_How to complete this task_:
Among the lines below, tally those holding the string "Jobs" and give the total only.

_Source material_:

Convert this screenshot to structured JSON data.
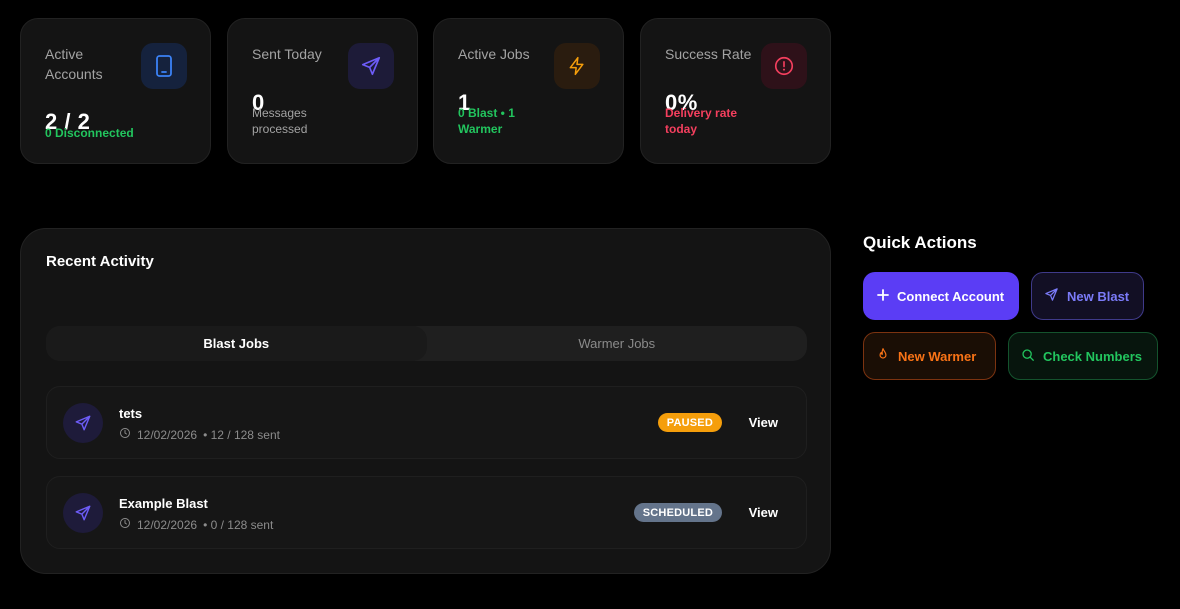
{
  "stats": [
    {
      "label": "Active Accounts",
      "value": "2 / 2",
      "sub": "0 Disconnected",
      "sub_color": "#22c55e",
      "icon": "phone-icon",
      "accent": "#3b82f6"
    },
    {
      "label": "Sent Today",
      "value": "0",
      "sub": "Messages processed",
      "sub_color": "#a3a3a3",
      "icon": "send-icon",
      "accent": "#6d5cf7"
    },
    {
      "label": "Active Jobs",
      "value": "1",
      "sub": "0 Blast • 1 Warmer",
      "sub_color": "#22c55e",
      "icon": "lightning-icon",
      "accent": "#f59e0b"
    },
    {
      "label": "Success Rate",
      "value": "0%",
      "sub": "Delivery rate today",
      "sub_color": "#f43f5e",
      "icon": "alert-circle-icon",
      "accent": "#f43f5e"
    }
  ],
  "activity": {
    "title": "Recent Activity",
    "tabs": [
      "Blast Jobs",
      "Warmer Jobs"
    ],
    "active_tab": "Blast Jobs",
    "rows": [
      {
        "name": "tets",
        "date": "12/02/2026",
        "progress": "• 12 / 128 sent",
        "status": "PAUSED",
        "status_color": "#f59e0b",
        "view_label": "View"
      },
      {
        "name": "Example Blast",
        "date": "12/02/2026",
        "progress": "• 0 / 128 sent",
        "status": "SCHEDULED",
        "status_color": "#64748b",
        "view_label": "View"
      }
    ]
  },
  "quick_actions": {
    "title": "Quick Actions",
    "buttons": [
      {
        "label": "Connect Account",
        "icon": "plus-icon",
        "color": "#5b3df5"
      },
      {
        "label": "New Blast",
        "icon": "send-icon",
        "color": "#6d6cf7"
      },
      {
        "label": "New Warmer",
        "icon": "flame-icon",
        "color": "#f97316"
      },
      {
        "label": "Check Numbers",
        "icon": "search-icon",
        "color": "#22c55e"
      }
    ]
  }
}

_Written reply_:
4